- [WHAT THIS TASK INVOLVES]
Each entry should be returned exactly as written, with no pictures carried over.

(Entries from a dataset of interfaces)
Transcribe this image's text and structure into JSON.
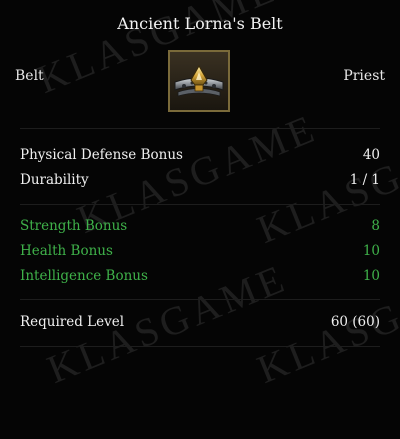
{
  "item": {
    "name": "Ancient Lorna's Belt",
    "type": "Belt",
    "class": "Priest",
    "icon": "belt-icon"
  },
  "watermark": "KLASGAME",
  "base_stats": [
    {
      "label": "Physical Defense Bonus",
      "value": "40"
    },
    {
      "label": "Durability",
      "value": "1 / 1"
    }
  ],
  "bonus_stats": [
    {
      "label": "Strength Bonus",
      "value": "8"
    },
    {
      "label": "Health Bonus",
      "value": "10"
    },
    {
      "label": "Intelligence Bonus",
      "value": "10"
    }
  ],
  "requirements": [
    {
      "label": "Required Level",
      "value": "60 (60)"
    }
  ],
  "colors": {
    "background": "#050505",
    "title": "#f2f2f2",
    "stat_text": "#f0f0f0",
    "bonus_text": "#3fb24a",
    "icon_border": "#7a6a3a"
  }
}
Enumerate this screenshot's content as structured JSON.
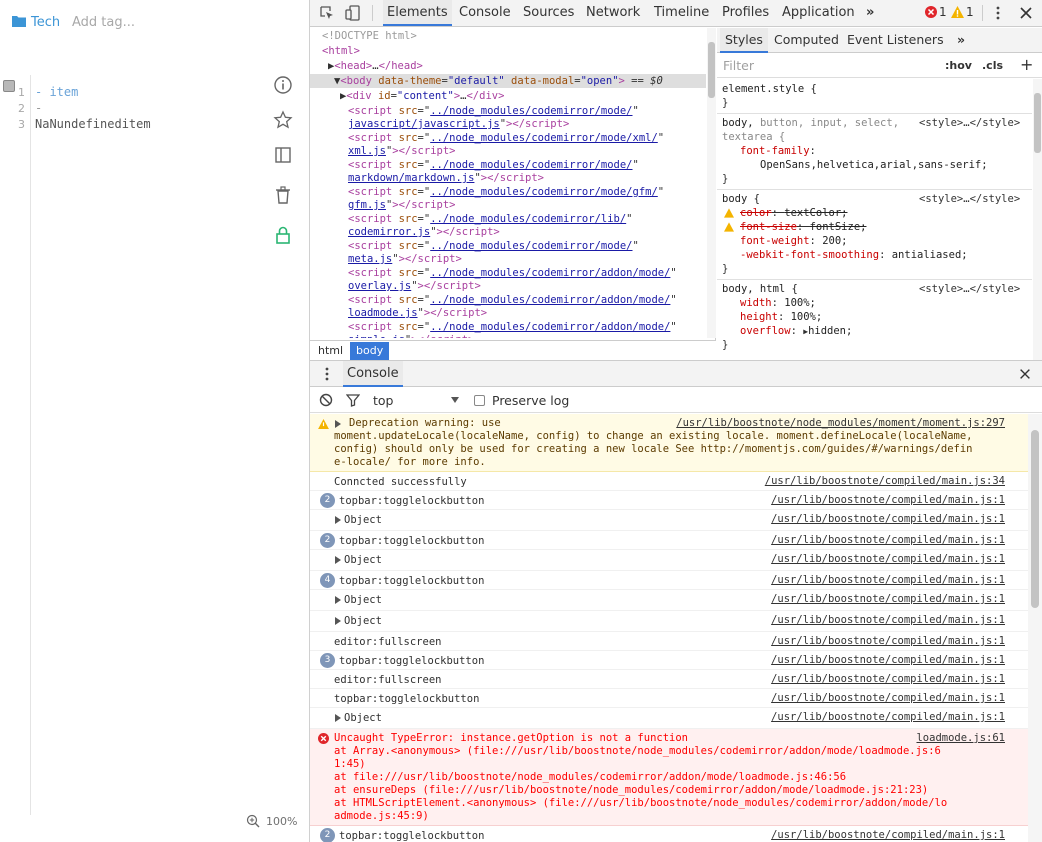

- [EXERCISE OUTPUT]
Transcribe this image's text and structure into JSON.
{
  "item": {
    "name": "Ancient Lorna's Belt",
    "type": "Belt",
    "class": "Priest",
    "icon": "belt-icon"
  },
  "watermark": "KLASGAME",
  "base_stats": [
    {
      "label": "Physical Defense Bonus",
      "value": "40"
    },
    {
      "label": "Durability",
      "value": "1 / 1"
    }
  ],
  "bonus_stats": [
    {
      "label": "Strength Bonus",
      "value": "8"
    },
    {
      "label": "Health Bonus",
      "value": "10"
    },
    {
      "label": "Intelligence Bonus",
      "value": "10"
    }
  ],
  "requirements": [
    {
      "label": "Required Level",
      "value": "60 (60)"
    }
  ],
  "colors": {
    "background": "#050505",
    "title": "#f2f2f2",
    "stat_text": "#f0f0f0",
    "bonus_text": "#3fb24a",
    "icon_border": "#7a6a3a"
  }
}
Enumerate this screenshot's content as structured JSON.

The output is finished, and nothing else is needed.